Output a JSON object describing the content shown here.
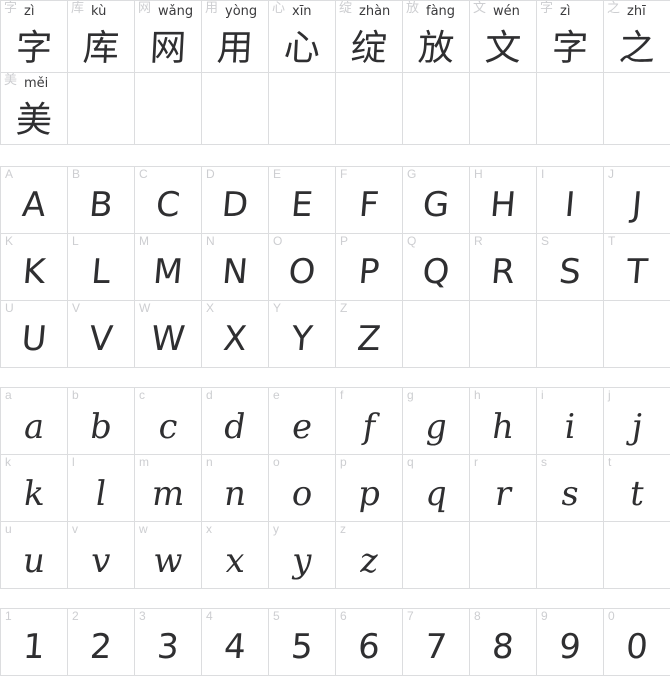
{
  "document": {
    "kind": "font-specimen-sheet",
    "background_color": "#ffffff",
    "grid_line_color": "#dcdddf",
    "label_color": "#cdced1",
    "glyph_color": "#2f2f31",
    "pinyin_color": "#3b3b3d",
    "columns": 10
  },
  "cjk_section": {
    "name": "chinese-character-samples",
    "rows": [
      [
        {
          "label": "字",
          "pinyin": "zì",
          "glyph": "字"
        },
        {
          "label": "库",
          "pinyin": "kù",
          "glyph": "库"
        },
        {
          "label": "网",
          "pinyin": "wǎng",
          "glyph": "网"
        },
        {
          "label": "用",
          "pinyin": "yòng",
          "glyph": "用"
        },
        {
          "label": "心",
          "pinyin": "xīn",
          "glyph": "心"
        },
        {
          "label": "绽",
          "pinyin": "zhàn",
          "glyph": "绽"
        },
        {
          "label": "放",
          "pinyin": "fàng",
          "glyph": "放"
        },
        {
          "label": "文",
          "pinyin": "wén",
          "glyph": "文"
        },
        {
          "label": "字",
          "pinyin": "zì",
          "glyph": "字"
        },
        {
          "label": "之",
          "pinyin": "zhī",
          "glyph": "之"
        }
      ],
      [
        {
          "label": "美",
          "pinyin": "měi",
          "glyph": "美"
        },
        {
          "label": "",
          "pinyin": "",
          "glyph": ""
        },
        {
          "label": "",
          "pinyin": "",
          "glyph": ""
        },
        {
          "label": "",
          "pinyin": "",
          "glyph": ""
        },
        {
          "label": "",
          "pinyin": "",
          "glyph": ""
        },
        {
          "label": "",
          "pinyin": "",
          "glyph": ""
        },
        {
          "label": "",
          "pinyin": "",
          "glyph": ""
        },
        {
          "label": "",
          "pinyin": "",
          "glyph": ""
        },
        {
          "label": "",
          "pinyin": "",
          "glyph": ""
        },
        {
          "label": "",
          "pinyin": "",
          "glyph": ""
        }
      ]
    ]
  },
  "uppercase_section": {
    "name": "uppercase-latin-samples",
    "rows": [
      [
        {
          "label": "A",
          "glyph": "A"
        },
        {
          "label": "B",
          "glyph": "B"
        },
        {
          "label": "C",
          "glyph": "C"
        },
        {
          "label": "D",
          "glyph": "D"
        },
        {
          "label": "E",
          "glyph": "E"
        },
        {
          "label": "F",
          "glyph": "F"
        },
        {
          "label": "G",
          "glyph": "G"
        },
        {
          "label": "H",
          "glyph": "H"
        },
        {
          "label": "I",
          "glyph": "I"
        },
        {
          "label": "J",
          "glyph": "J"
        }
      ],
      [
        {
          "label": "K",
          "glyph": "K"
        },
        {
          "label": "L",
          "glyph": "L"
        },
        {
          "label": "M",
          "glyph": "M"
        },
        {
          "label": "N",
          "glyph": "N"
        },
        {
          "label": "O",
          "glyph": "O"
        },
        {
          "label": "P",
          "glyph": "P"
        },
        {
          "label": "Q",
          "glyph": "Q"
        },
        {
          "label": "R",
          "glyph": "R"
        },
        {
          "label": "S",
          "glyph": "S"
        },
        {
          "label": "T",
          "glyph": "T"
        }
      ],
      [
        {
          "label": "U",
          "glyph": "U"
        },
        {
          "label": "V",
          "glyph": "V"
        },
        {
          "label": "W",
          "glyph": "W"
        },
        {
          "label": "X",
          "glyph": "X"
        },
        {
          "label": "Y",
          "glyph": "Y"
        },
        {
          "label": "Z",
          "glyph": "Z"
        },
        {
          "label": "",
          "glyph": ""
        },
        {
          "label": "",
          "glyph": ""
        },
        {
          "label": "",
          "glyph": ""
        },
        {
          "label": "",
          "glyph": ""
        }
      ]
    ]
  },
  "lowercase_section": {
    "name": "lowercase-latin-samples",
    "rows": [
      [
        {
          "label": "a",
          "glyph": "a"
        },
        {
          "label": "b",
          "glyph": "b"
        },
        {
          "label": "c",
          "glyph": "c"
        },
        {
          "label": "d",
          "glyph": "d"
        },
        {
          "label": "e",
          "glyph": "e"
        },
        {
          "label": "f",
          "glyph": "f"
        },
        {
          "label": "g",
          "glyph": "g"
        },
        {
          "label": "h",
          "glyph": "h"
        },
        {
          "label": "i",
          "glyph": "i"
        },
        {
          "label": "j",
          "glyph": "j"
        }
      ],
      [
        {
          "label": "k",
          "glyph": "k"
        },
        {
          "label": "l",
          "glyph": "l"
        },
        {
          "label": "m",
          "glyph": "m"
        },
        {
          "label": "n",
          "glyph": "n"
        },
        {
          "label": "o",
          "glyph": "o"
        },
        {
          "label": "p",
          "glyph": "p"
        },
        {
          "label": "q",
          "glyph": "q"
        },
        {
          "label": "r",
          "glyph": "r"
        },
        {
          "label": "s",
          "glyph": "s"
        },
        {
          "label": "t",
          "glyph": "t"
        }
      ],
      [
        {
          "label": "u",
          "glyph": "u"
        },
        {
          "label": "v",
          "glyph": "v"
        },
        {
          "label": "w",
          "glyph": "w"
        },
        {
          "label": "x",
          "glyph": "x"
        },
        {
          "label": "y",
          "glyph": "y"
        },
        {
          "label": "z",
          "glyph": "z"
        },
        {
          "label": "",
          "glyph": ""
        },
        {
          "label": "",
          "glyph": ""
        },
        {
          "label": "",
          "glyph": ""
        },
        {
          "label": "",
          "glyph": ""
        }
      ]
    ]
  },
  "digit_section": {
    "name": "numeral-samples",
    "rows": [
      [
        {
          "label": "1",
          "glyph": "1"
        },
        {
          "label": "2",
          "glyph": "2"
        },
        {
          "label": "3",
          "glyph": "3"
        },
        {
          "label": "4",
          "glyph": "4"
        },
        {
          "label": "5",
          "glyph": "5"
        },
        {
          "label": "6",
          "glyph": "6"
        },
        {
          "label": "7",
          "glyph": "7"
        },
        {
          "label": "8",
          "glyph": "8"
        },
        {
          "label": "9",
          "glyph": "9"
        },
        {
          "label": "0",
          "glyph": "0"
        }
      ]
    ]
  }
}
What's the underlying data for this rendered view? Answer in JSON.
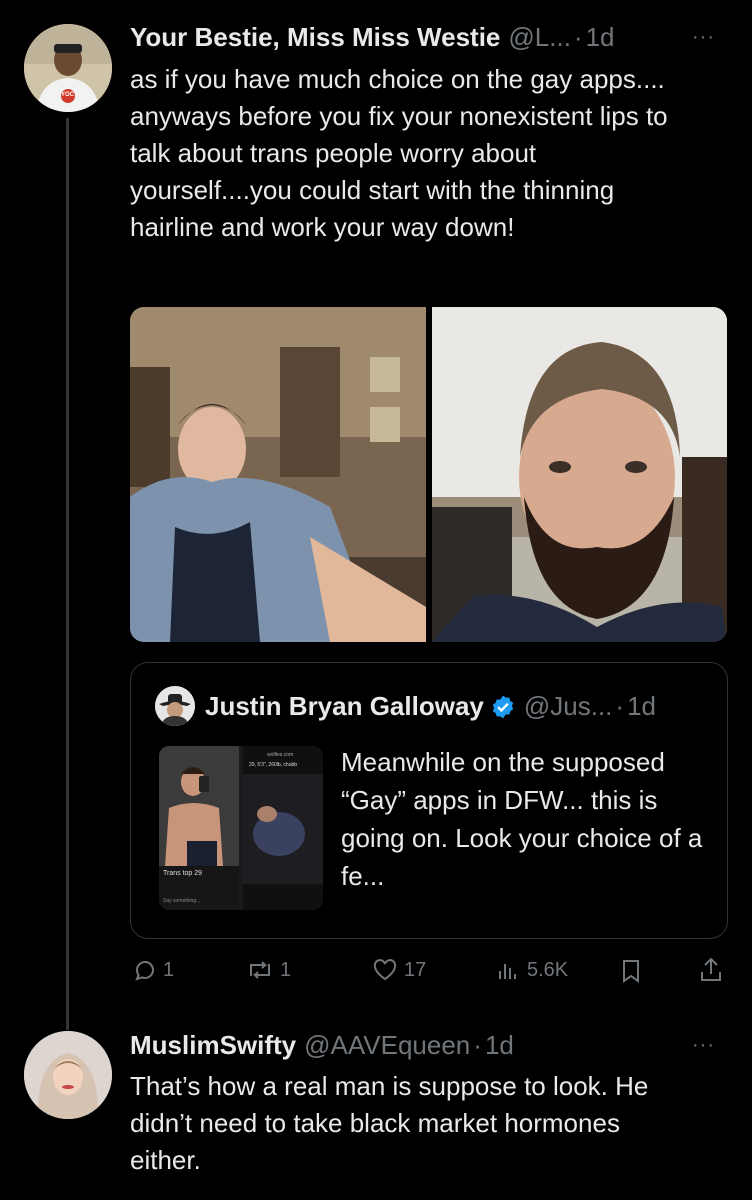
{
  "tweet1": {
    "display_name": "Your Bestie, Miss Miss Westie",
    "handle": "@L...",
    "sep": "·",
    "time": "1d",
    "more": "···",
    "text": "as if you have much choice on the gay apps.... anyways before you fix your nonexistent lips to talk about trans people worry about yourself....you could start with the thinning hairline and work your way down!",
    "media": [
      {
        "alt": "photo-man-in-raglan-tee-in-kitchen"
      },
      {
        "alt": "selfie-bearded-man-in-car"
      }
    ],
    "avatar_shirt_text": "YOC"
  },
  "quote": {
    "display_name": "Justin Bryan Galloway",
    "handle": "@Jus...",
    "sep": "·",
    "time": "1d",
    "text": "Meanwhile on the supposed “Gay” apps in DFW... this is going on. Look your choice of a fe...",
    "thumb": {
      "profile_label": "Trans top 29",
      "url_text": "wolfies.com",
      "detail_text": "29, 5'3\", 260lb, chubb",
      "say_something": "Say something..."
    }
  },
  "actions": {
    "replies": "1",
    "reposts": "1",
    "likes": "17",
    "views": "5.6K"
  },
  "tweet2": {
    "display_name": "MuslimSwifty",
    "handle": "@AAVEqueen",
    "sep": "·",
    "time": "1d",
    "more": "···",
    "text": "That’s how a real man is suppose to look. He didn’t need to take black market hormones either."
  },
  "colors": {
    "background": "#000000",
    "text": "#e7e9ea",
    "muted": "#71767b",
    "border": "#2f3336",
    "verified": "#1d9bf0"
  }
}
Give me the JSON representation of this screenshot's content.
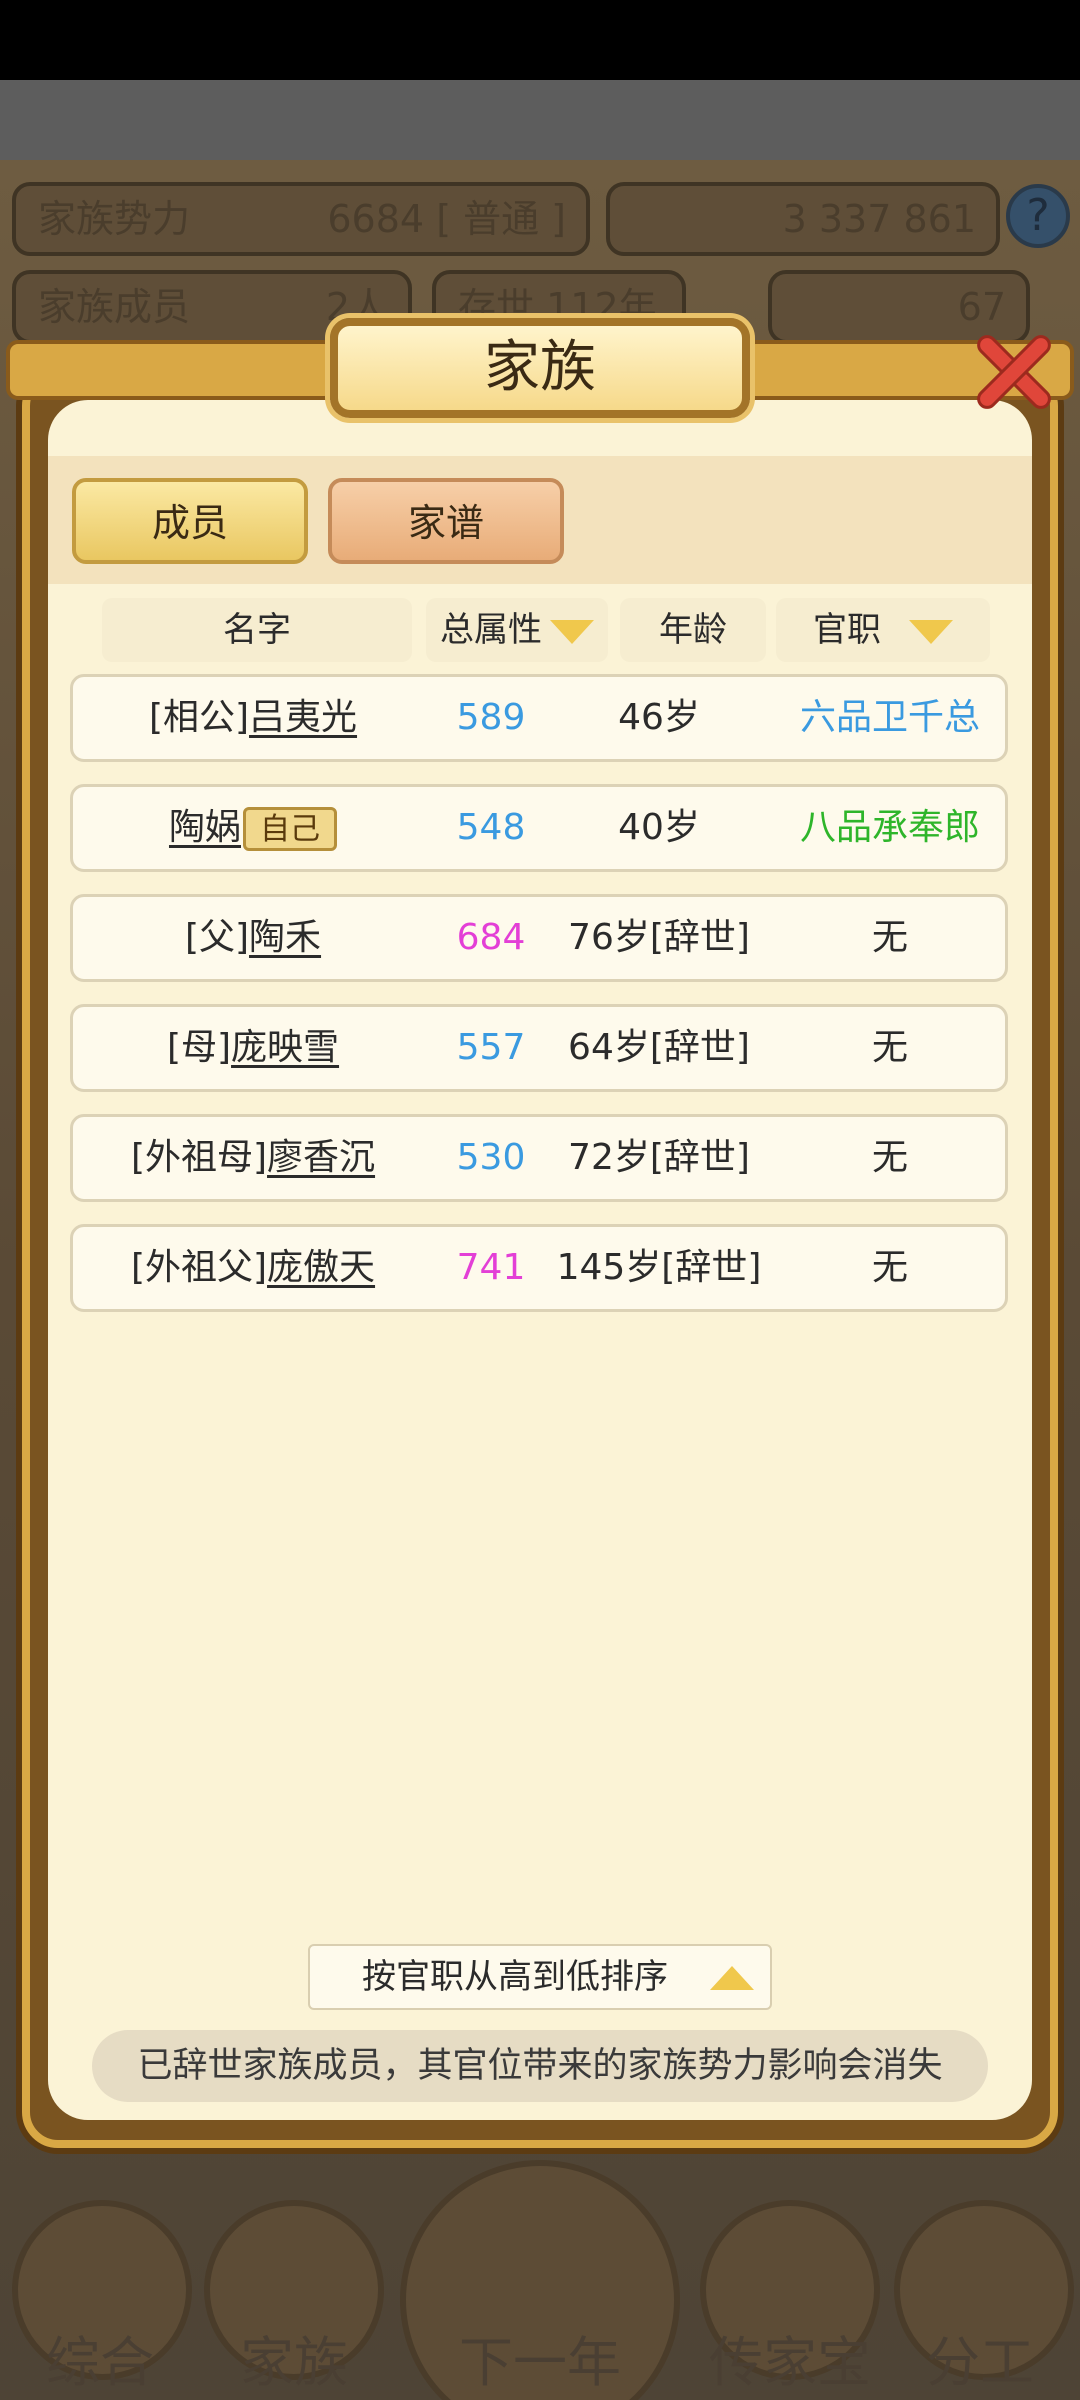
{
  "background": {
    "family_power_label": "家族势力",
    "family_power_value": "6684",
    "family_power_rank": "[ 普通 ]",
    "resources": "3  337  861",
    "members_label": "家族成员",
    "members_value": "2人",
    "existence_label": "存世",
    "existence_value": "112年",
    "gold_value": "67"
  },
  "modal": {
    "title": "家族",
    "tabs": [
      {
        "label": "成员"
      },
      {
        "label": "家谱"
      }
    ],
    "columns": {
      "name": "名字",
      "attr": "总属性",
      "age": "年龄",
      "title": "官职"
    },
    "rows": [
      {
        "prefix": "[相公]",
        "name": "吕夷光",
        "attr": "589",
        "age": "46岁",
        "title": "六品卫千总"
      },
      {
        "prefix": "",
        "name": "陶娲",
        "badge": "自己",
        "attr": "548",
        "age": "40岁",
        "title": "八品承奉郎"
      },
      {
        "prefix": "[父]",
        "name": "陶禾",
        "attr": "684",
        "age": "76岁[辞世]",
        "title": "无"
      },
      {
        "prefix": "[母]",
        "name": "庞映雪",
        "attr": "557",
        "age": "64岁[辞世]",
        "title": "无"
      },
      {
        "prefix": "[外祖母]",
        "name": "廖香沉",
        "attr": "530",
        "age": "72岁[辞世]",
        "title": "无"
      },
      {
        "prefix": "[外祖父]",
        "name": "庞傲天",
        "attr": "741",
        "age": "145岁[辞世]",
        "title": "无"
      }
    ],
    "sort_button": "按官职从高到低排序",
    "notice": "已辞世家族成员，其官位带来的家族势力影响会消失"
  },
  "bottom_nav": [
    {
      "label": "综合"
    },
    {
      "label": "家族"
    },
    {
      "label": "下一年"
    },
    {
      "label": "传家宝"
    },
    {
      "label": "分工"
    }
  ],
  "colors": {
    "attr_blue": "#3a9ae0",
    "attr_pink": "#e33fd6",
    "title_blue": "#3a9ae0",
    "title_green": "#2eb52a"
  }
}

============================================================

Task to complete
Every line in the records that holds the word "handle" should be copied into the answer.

Result of the exercise
    "handle": "@L...",
    "handle": "@Jus...",
    "handle": "@AAVEqueen",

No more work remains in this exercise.